Canadian miner could reopen centenary Idaho mine

Following the settlement of a longstanding Superfund lawsuit against the owner of the Bunker Hill Mine, the project’s Canadian operator might restart works at the site.

Toronto-based Bunker Hill Mining Co. told The Spokesman-Review that it would consider reopening the mine on a limited basis by the end of the year, while large-scale production could be possible in about two years.

The Canadian miner is leasing the lead-zinc-silver property located in Kellogg, northern Idaho, and has an option to buy it from the owner, Placer Mining Co.

Before doing that, Bunker would have to raise about $100 million. However, that should not be too difficult now that the major hurdle that was stopping the company from moving forward has been cleared. That is, the suit connected to and EPA-lead Superfund cleanup that had to be undertaken from the 1980s on to deal with pollution from Bunker Hill’s smelter stacks, which spread over the city, as well as from historic irregular tailings management. Such situations produced some of the highest blood-lead levels in local children ever documented in North America.

But the cleanup has ended and with the agreement filed earlier this week in the U.S. District Court in Boise, past environmental liabilities against the mine’s owner are resolved, as well as a counter-lawsuit against the U.S. Environmental Protection Agency.

As part of the agreement, Bunker Hill has to pay the EPA $20 million over a seven-year period, regardless of whether the company continues to lease and operate the mine or moves towards an ownership position. Payments will be done on behalf of the current owner/lessor for the EPA’s prior response costs.

Every six months, Bunker Hill will also have to pay the EPA $480,000 for ongoing water treatment costs incurred at the EPA’s Central Treatment Plant and would have to report on ongoing maintenance work on mine infrastructure to allow for proper management of mine effluent.

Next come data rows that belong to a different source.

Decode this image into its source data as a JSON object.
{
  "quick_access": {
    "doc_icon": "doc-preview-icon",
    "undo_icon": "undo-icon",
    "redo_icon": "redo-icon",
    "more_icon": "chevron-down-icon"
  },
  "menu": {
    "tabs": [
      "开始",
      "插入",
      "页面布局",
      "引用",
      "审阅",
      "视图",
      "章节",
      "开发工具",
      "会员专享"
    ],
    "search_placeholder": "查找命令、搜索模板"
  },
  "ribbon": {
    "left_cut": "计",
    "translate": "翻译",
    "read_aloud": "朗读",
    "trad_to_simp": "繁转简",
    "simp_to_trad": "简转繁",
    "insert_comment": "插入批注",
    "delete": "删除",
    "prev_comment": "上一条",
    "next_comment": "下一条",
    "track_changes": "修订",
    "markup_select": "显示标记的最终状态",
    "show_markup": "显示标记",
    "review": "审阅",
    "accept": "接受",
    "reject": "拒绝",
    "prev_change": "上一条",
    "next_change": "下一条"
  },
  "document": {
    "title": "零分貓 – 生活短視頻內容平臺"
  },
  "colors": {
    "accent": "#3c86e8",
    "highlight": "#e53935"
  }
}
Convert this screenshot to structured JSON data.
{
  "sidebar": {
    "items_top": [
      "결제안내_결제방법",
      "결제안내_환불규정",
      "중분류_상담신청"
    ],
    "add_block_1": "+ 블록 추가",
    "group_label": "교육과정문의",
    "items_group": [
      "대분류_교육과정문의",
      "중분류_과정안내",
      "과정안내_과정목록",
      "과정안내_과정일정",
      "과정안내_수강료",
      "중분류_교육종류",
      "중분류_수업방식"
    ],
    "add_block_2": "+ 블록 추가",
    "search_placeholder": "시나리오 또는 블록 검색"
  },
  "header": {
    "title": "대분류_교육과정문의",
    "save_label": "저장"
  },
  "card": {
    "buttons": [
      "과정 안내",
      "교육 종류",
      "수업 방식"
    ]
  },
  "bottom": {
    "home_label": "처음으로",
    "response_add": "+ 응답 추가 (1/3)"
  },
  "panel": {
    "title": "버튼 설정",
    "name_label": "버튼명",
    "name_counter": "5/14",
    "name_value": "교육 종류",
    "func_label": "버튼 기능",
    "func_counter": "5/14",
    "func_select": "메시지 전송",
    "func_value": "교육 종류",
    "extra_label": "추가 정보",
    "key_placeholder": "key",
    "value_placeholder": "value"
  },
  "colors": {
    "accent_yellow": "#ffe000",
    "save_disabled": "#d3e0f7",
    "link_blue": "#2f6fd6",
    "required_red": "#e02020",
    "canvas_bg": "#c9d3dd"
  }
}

On the other side of the equation, the U.S. government agreed not to sue Bunker Hill for prior contamination migrating from the mine. Similarly, the EPA agreed not to enforce any lien it may have on the mine so long as Bunker Hill is in compliance with its payment and maintenance work obligations, as well as to release any lien it may have on the mine upon the completion of Bunker Hill’s maintenance work and payment obligations.

“This agreement with the United States EPA and Department of Justice provides Bunker Hill or a subsidiary with the ability to operate the Bunker Hill Mine. We can now accelerate the work required to re-open the mine. We will work together with the EPA to operate the mine in a way that will provide economic benefits for the local community in an environmentally prudent fashion,” said Bunker Hill’s President and CEO, Stated Bruce Reid, in a media statement.